The U.N.'s evidence doesn't look any better for the Assad regime when it comes to the munition's rocket motor. This portion of the munition may represent a 122mm artillery rocket (though a separate impact site has a motor that the U.N. identifies as part of a 140mm artillery rocket) modified with multiple large, fixed stabilizer fins and reinforced with a tail ring. These large fins give aerodynamic balance to the munition's heavy and clumsy front end. Because the stabilizer ring is permanently affixed to the munition's rear section, the modified rocket would no longer fit into whatever launcher tube it was originally associated with. The motor portion and the weapon would have to have a new launcher of approximately 36 centimeters in diameter; this might be made from scratch, or the ring and warhead might have been designed to the particular diameter of an existing rocket launcher.
The combined pieces are crude, but together, they could deliver a large quantity of sarin with only a few weapons. They probably could not do this over a range of more than a few kilometers, and probably with no great accuracy. If launched in a salvo from multiple rocket launchers, the rockets would probably land close to one another, but it would be difficult to guarantee that they would hit any particular target. But with chemical weapons, that's not the point. Under the right atmospheric conditions, the simultaneous arrival of a barrage of these munitions would create a rapid buildup of sarin vapor.
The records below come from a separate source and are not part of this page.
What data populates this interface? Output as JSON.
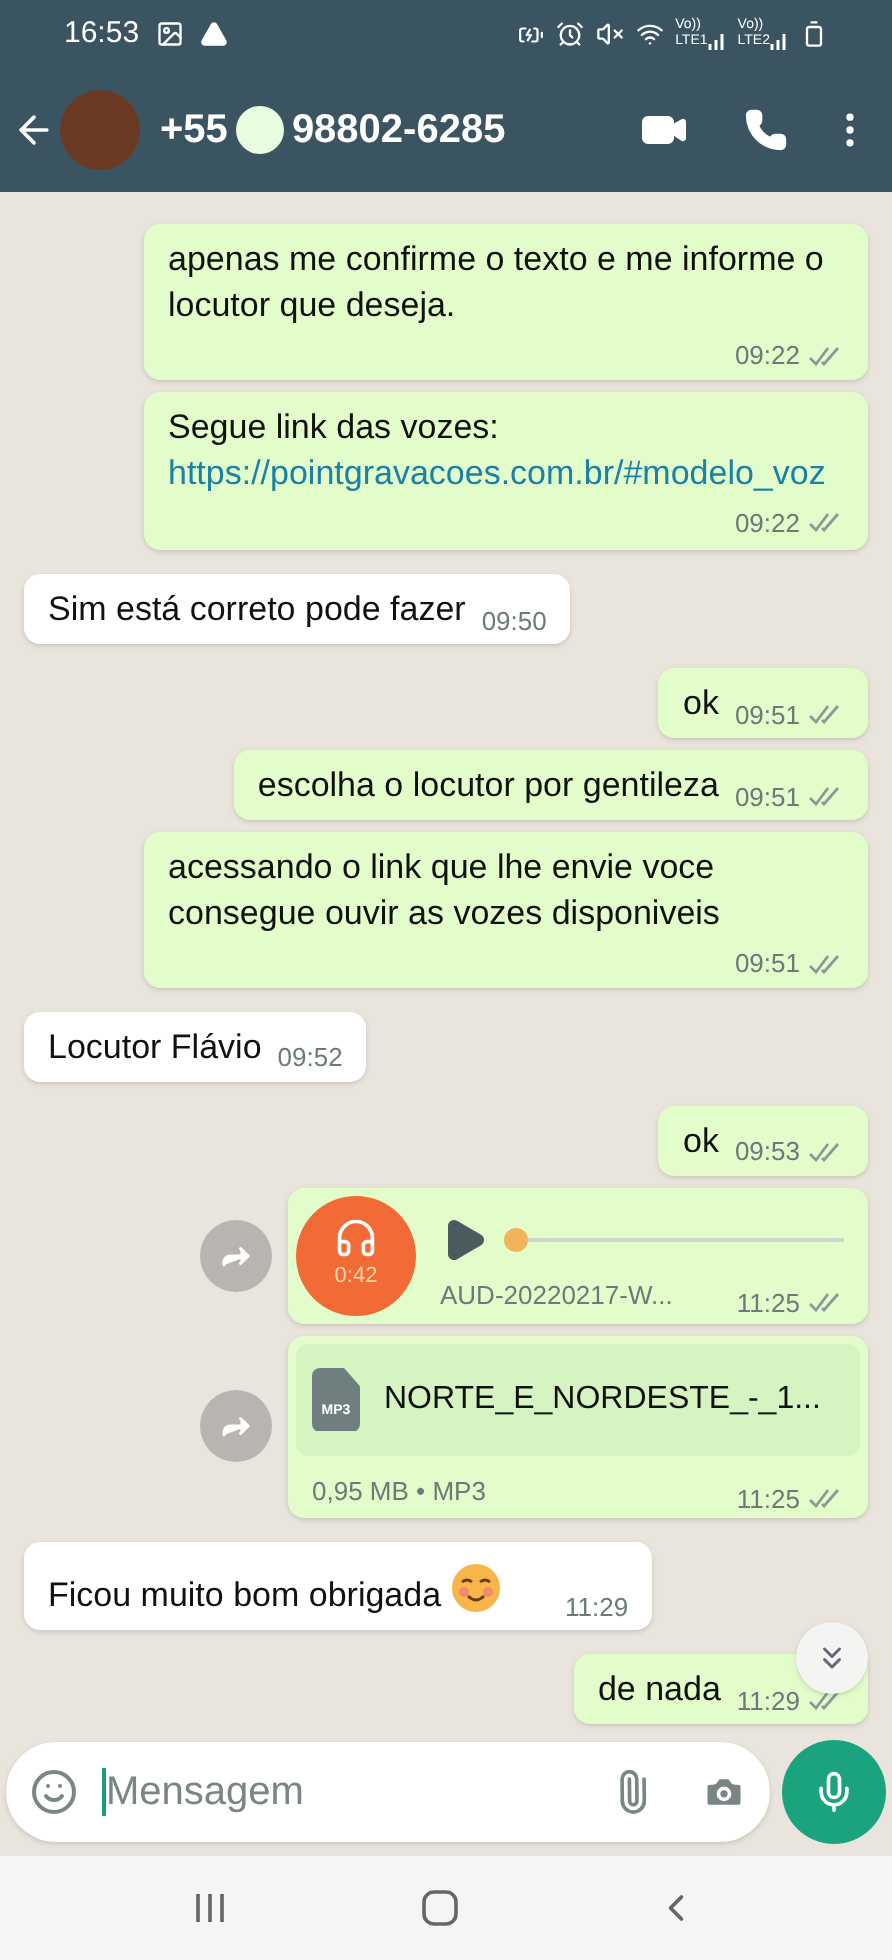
{
  "status_bar": {
    "time": "16:53",
    "sim_labels": [
      {
        "top": "Vo))",
        "bottom": "LTE1"
      },
      {
        "top": "Vo))",
        "bottom": "LTE2"
      }
    ]
  },
  "header": {
    "phone_prefix": "+55",
    "phone_number": "98802-6285"
  },
  "messages": [
    {
      "outgoing": true,
      "kind": "text",
      "text": "apenas me confirme o texto e me informe o locutor que deseja.",
      "time": "09:22"
    },
    {
      "outgoing": true,
      "kind": "link",
      "text": "Segue link das vozes:",
      "link": "https://pointgravacoes.com.br/#modelo_voz",
      "time": "09:22"
    },
    {
      "outgoing": false,
      "kind": "text",
      "text": "Sim está correto pode fazer",
      "time": "09:50"
    },
    {
      "outgoing": true,
      "kind": "text",
      "text": "ok",
      "time": "09:51"
    },
    {
      "outgoing": true,
      "kind": "text",
      "text": "escolha o locutor por gentileza",
      "time": "09:51"
    },
    {
      "outgoing": true,
      "kind": "text",
      "text": "acessando o link que lhe envie voce consegue ouvir as vozes disponiveis",
      "time": "09:51"
    },
    {
      "outgoing": false,
      "kind": "text",
      "text": "Locutor Flávio",
      "time": "09:52"
    },
    {
      "outgoing": true,
      "kind": "text",
      "text": "ok",
      "time": "09:53"
    },
    {
      "outgoing": true,
      "kind": "audio",
      "duration": "0:42",
      "file_name": "AUD-20220217-W...",
      "level": 0,
      "time": "11:25"
    },
    {
      "outgoing": true,
      "kind": "document",
      "file_type_badge": "MP3",
      "file_name": "NORTE_E_NORDESTE_-_1...",
      "info": "0,95 MB • MP3",
      "time": "11:25"
    },
    {
      "outgoing": false,
      "kind": "emoji_text",
      "text": "Ficou muito bom obrigada",
      "time": "11:29"
    },
    {
      "outgoing": true,
      "kind": "text",
      "text": "de nada",
      "time": "11:29"
    }
  ],
  "composer": {
    "placeholder": "Mensagem"
  }
}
That might have particular tactical value in situations in which previous artillery attacks and other high-explosive weapons have driven target forces or populations to shelter underground.
Taken together, the features of the munition used in the Damascus suburbs suggest that it was produced as a conscious effort to create a tactical weapon that could rapidly create lethal concentrations of sarin gas in a large area. This effort, however ugly in appearance, should be taken very seriously indeed. What happened in Syria was not an incidental atrocity; it was a demonstration of conscious intent. And as any lawyer will tell you, you need both action and intent for a crime — including a war crime.
James T. Quinlivan is an operations research analyst at the nonprofit, nonpartisan RAND Corporation with a background in systems engineering of guided missile systems.
This commentary originally appeared on U.S. News & World Report on September 25, 2013. Commentary gives RAND researchers a platform to convey insights based on their professional expertise and often on their peer-reviewed research and analysis.